Tension Headaches

Tension headaches are the most common type of headaches. They occur at any age, at any time, and can last from several minutes to several days. Tension headaches tend to affect the occipital and frontal temporal lobes of the brain. Patients will experience a band-like sensation (nicknamed the baseball cap headache) with a gradual onset that progressively gets worse with increased activity. It’s triggered by stress, lack of sleep, and trauma. The best treatment for a tension headache is rest, relaxation, and over the counter (OTC) NSAIDs such as Aleve, Advil, Ibuprofen, or Tylenol.

Aneurysms (Subarachnoid Hemorrhage)

If you, a family member, or anyone for that matter ever says these words, “This is the worst headache that I’ve ever had,” I want you to call 9-1-1 immediately!  You or someone that you love may be experiencing a ruptured brain aneurysm. An aneurysm occurs when the blood vessels rupture and bleed in the spaces surrounding the brain. There is a low survival rate.
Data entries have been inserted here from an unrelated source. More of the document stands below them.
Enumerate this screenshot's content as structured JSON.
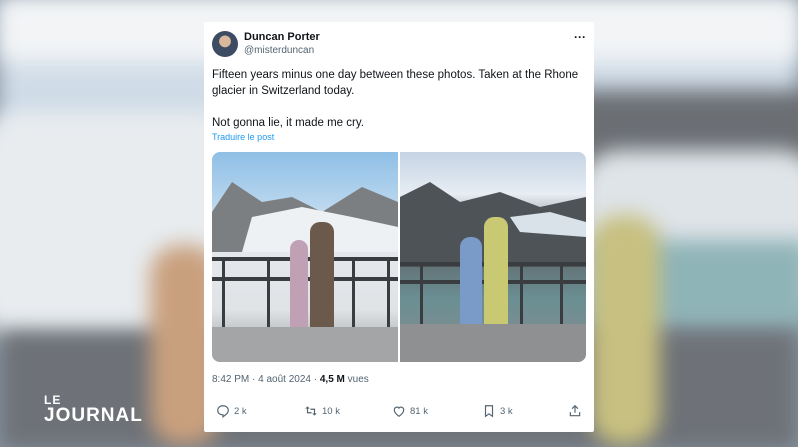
{
  "overlay": {
    "logo_line1": "LE",
    "logo_line2": "JOURNAL"
  },
  "post": {
    "author_name": "Duncan Porter",
    "author_handle": "@misterduncan",
    "text_line1": "Fifteen years minus one day between these photos. Taken at the Rhone glacier in Switzerland today.",
    "text_line2": "Not gonna lie, it made me cry.",
    "translate_label": "Traduire le post",
    "time": "8:42 PM · 4 août 2024 ·",
    "views_count": "4,5 M",
    "views_label": "vues",
    "actions": {
      "replies": "2 k",
      "reposts": "10 k",
      "likes": "81 k",
      "bookmarks": "3 k"
    }
  },
  "icons": [
    "more-icon",
    "reply-icon",
    "repost-icon",
    "like-icon",
    "bookmark-icon",
    "share-icon"
  ],
  "colors": {
    "link": "#1d9bf0",
    "text": "#0f1419",
    "muted": "#536471"
  }
}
Your health can deteriorate very quickly and is why it is very important to call 9-1-1 rather than drive to the nearest emergency room (ER) yourself. Symptoms include a sudden severe headache, nausea and vomiting, stiff neck, blurry vision, sensitivity to light, seizures, drooping eyelids, dilated pupils, pain located above and behind the eye, loss of consciousness, weakness, and numbness. These complaints of symptoms should not be ignored! NSAIDs are not recommended because of their anticoagulant properties. Opioids are safe and effective in this situation and will be administered in the ER or during surgery. Survivors of a brain aneurysm have told me that they felt as if their head was going to explode. Consequently, be mindful of how you are feeling if you or anyone has a headache.

Unruptured brain aneurysms do exist. Small or large, they are often discovered when patients are being tested for another condition. There are many causes for brain aneurysm that may include drug and alcohol abuse, increased stress, a head injury, excessive physical activity, increased caffeine intake, and high blood pressure.

The best treatment plan is to live a healthy lifestyle and follow up with your primary physician for annual physicals.


American Migraine Foundation. (2019). Navigating Life with Migraine. Retrieved from https://americanmigrainefoundation.org/living-with-migraine/migraine-essentials/ NIH. (2019). Cerebral Aneurysm Fact Sheet. Retrieved from

NIH. (2019). Cerebral Aneurysm Fact Sheet. Retrieved from https://www.ninds.nih.gov/Disorders/Patient-Caregiver-Education/Fact-Sheets/Cerebral-Aneurysms-Fact-Sheet

Peterschreiber.media. (2019). Man with a headache – Stroke -3D Illustration [Illustration ].